3. Leverage

Commercial litigation cases tend to be more complex and expensive than other forms of civil litigation, requiring careful evaluation, sound judgment, as well as attorneys with specific education, training and expertise in business-related matters. Successfully representing such matters requires meticulous planning.

Financial leverage is an extremely potent tool that can significantly expand both profits and losses. At its core, this practice involves borrowing funds in order to invest in assets; companies often turn to this tactic when seeking investor capital to meet important milestones; it is also popular among individual investors who employ this strategy in order to increase returns.

Losses can quickly add up when asset values decline, so it is wise to carefully consider both risks and rewards when considering leveraged investments. Without extensive experience or the capacity for significant financial loss, it would be prudent to opt for leverage over debt financing any time soon.

4. Resolution

Commercial litigation (also referred to as business disputes or corporate litigation) refers to lawsuits between businesses or involving both businesses and individuals. Such disputes include breach of contract cases, partnership and joint venture disputes, class actions, business torts and civil litigation cases.

Complex legal issues and high stakes often make these cases challenging to settle, having an enormously detrimental effect on companies’ bottom lines and relationships with customers.

Successful litigators understand how to navigate the complexities of such matters effectively, from assessing merits of cases and listening to client goals, to making sound judgments that lead to positive outcomes for their clients.

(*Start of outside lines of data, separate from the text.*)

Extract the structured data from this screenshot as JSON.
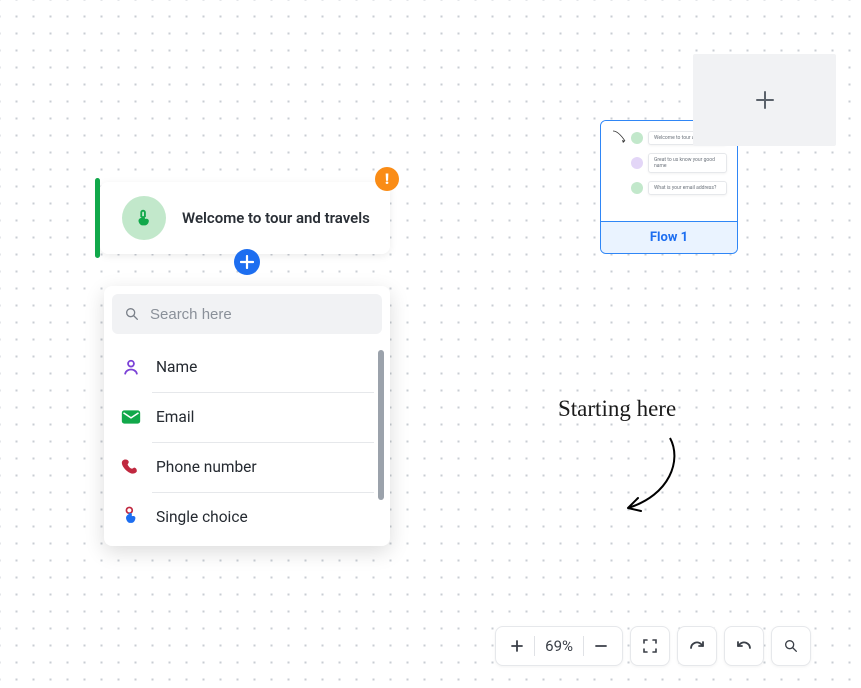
{
  "welcome": {
    "title": "Welcome to tour and travels"
  },
  "dropdown": {
    "search_placeholder": "Search here",
    "items": [
      {
        "label": "Name",
        "icon": "person-icon",
        "color": "#7b42d6"
      },
      {
        "label": "Email",
        "icon": "mail-icon",
        "color": "#11a84a"
      },
      {
        "label": "Phone number",
        "icon": "phone-icon",
        "color": "#c0283f"
      },
      {
        "label": "Single choice",
        "icon": "tap-icon",
        "color": "#1d6ef0"
      }
    ]
  },
  "flow": {
    "label": "Flow 1",
    "mini_cards": [
      "Welcome to tour and travels",
      "Great to us know your good name",
      "What is your email address?"
    ]
  },
  "annotation": {
    "text": "Starting here"
  },
  "toolbar": {
    "zoom": "69%"
  }
}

Alternative dispute resolution mechanisms besides traditional litigation include arbitration, mediation and conciliation. These approaches tend to be faster and cheaper than litigation; however they may not be binding as effectively if necessary. If none of these methods prove successful in resolving a disagreement it will then go to Court for review.